Contemporary popular culture has frequently portrayed the Holocaust through a problematic redemptory esthetic that is seen by many scholars to banalize and trivialize the event. A significant element of this phenomenon sees music and survival thematically intertwined in fiction films about Nazi genocide, which continue to have an immense impact on collective understandings of the past. This paper analyses the representation of music and musicians in Roman Polanski's The Pianist (2002) and Markus Rosenmüller's more recent German production Wunderkinder (2011). Although in both films, the protagonists' fates similarly pivot on a musical performance, The Pianist shows that conceptualizing music as transcendent and directly connecting this with survival can negate or downplay trauma.

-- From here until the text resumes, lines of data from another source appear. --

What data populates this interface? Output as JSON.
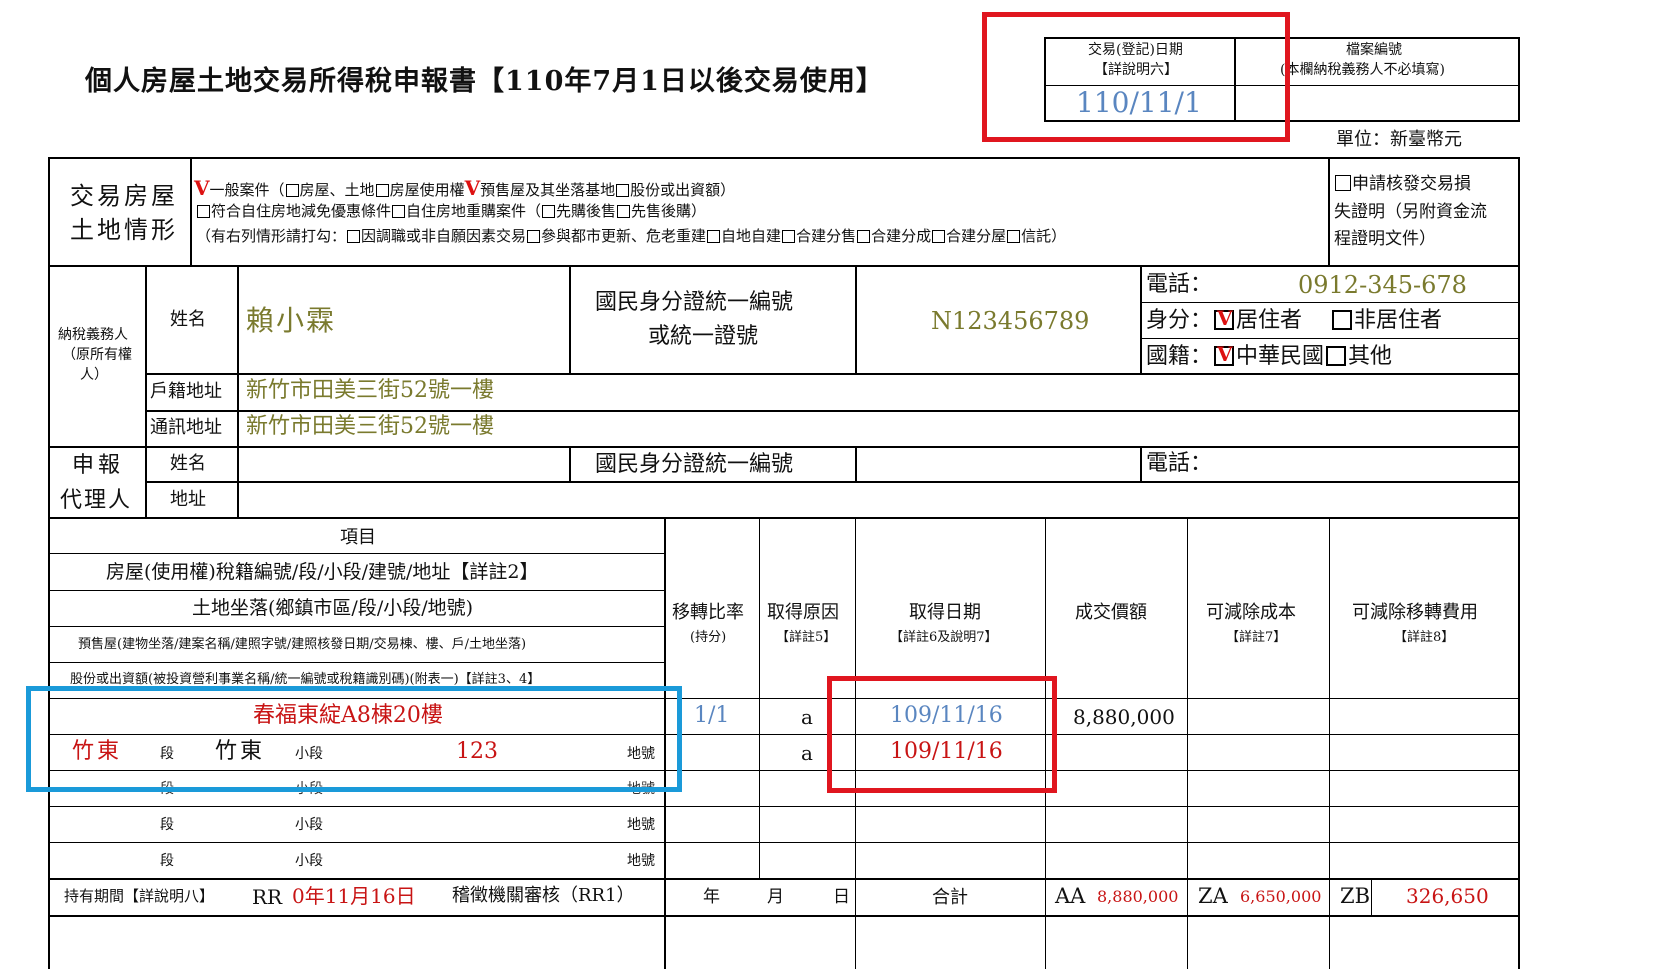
{
  "form": {
    "title": "個人房屋土地交易所得稅申報書【110年7月1日以後交易使用】",
    "unit": "單位：新臺幣元"
  },
  "header_box": {
    "date_label_1": "交易(登記)日期",
    "date_label_2": "【詳說明六】",
    "date_value": "110/11/1",
    "file_label_1": "檔案編號",
    "file_label_2": "(本欄納稅義務人不必填寫)"
  },
  "situation": {
    "label_1": "交易房屋",
    "label_2": "土地情形",
    "row1_general": "一般案件（",
    "row1_items": [
      "房屋、土地",
      "房屋使用權",
      "預售屋及其坐落基地",
      "股份或出資額）"
    ],
    "row2_items": [
      "符合自住房地減免優惠條件",
      "自住房地重購案件（",
      "先購後售",
      "先售後購）"
    ],
    "row3_prefix": "（有右列情形請打勾：",
    "row3_items": [
      "因調職或非自願因素交易",
      "參與都市更新、危老重建",
      "自地自建",
      "合建分售",
      "合建分成",
      "合建分屋",
      "信託）"
    ],
    "apply_1": "申請核發交易損",
    "apply_2": "失證明（另附資金流",
    "apply_3": "程證明文件）",
    "check_mark": "V"
  },
  "taxpayer": {
    "side_label_1": "納稅義務人",
    "side_label_2": "（原所有權",
    "side_label_3": "人）",
    "name_label": "姓名",
    "name_value": "賴小霖",
    "id_label_1": "國民身分證統一編號",
    "id_label_2": "或統一證號",
    "id_value": "N123456789",
    "phone_label": "電話：",
    "phone_value": "0912-345-678",
    "status_label": "身分：",
    "resident": "居住者",
    "nonresident": "非居住者",
    "nation_label": "國籍：",
    "roc": "中華民國",
    "other": "其他",
    "household_label": "戶籍地址",
    "household_value": "新竹市田美三街52號一樓",
    "mail_label": "通訊地址",
    "mail_value": "新竹市田美三街52號一樓"
  },
  "agent": {
    "label_1": "申報",
    "label_2": "代理人",
    "name_label": "姓名",
    "id_label": "國民身分證統一編號",
    "phone_label": "電話：",
    "addr_label": "地址"
  },
  "items": {
    "header": "項目",
    "h_house": "房屋(使用權)稅籍編號/段/小段/建號/地址【詳註2】",
    "h_land": "土地坐落(鄉鎮市區/段/小段/地號)",
    "h_presale": "預售屋(建物坐落/建案名稱/建照字號/建照核發日期/交易棟、樓、戶/土地坐落)",
    "h_share": "股份或出資額(被投資營利事業名稱/統一編號或稅籍識別碼)(附表一)【詳註3、4】",
    "col_ratio_1": "移轉比率",
    "col_ratio_2": "(持分)",
    "col_reason_1": "取得原因",
    "col_reason_2": "【詳註5】",
    "col_date_1": "取得日期",
    "col_date_2": "【詳註6及說明7】",
    "col_price": "成交價額",
    "col_cost_1": "可減除成本",
    "col_cost_2": "【詳註7】",
    "col_fee_1": "可減除移轉費用",
    "col_fee_2": "【詳註8】",
    "seg": "段",
    "subseg": "小段",
    "lotno": "地號",
    "row1_building": "春福東綻A8棟20樓",
    "row1_ratio": "1/1",
    "row1_reason": "a",
    "row1_date": "109/11/16",
    "row1_price": "8,880,000",
    "row2_seg": "竹東",
    "row2_subseg": "竹東",
    "row2_lot": "123",
    "row2_reason": "a",
    "row2_date": "109/11/16"
  },
  "footer": {
    "period_label": "持有期間【詳說明八】",
    "rr": "RR",
    "period_value": "0年11月16日",
    "review": "稽徵機關審核（RR1）",
    "year": "年",
    "month": "月",
    "day": "日",
    "total": "合計",
    "aa": "AA",
    "aa_value": "8,880,000",
    "za": "ZA",
    "za_value": "6,650,000",
    "zb": "ZB",
    "zb_value": "326,650"
  }
}
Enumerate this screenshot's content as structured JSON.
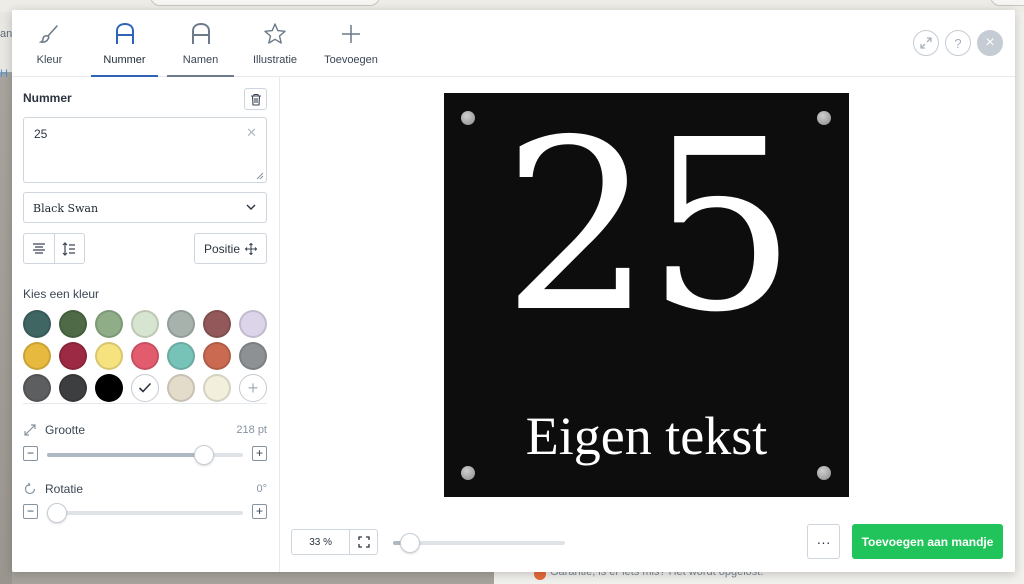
{
  "background": {
    "left_text_1": "an",
    "left_text_2": "H",
    "bottom_text": "Garantie, is er iets mis? Het wordt opgelost."
  },
  "tabs": [
    {
      "label": "Kleur",
      "icon": "brush-icon"
    },
    {
      "label": "Nummer",
      "icon": "letter-a-icon",
      "active": true
    },
    {
      "label": "Namen",
      "icon": "letter-a-icon"
    },
    {
      "label": "Illustratie",
      "icon": "star-icon"
    },
    {
      "label": "Toevoegen",
      "icon": "plus-icon"
    }
  ],
  "header_buttons": [
    "expand-icon",
    "help-icon",
    "close-icon"
  ],
  "panel": {
    "title": "Nummer",
    "text_value": "25",
    "font_select": "Black Swan",
    "position_label": "Positie",
    "color_label": "Kies een kleur",
    "swatches": [
      "#3f6663",
      "#4f6a46",
      "#8fad87",
      "#d7e4cf",
      "#a8b2ad",
      "#93595a",
      "#dcd5ea",
      "#e7b93f",
      "#9c2a44",
      "#f6e27f",
      "#e35c6e",
      "#78c3b7",
      "#c96a51",
      "#8e9193",
      "#5c5e60",
      "#3d3e40",
      "#000000",
      "#ffffff",
      "#e4dccb",
      "#f2efdd"
    ],
    "selected_swatch": "#ffffff",
    "size_label": "Grootte",
    "size_value": "218 pt",
    "size_fraction": 0.8,
    "rotation_label": "Rotatie",
    "rotation_value": "0°",
    "rotation_fraction": 0.0
  },
  "preview": {
    "number": "25",
    "text": "Eigen tekst",
    "plate_color": "#0d0d0d",
    "text_color": "#ffffff"
  },
  "toolbar": {
    "zoom_value": "33 %",
    "zoom_fraction": 0.1,
    "more_label": "···",
    "cart_label": "Toevoegen aan mandje"
  },
  "colors": {
    "accent": "#2f63b8",
    "cart_button": "#21c45a"
  }
}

On the other hand, Wunderkinder demonstrates the potential for film to engage with the complex, often ambiguous and fluid relationship between music, survival and trauma in the Holocaust, and to avoid engendering Holocaust narratives with redemptive meaning.
- Holocaust film
- The Pianist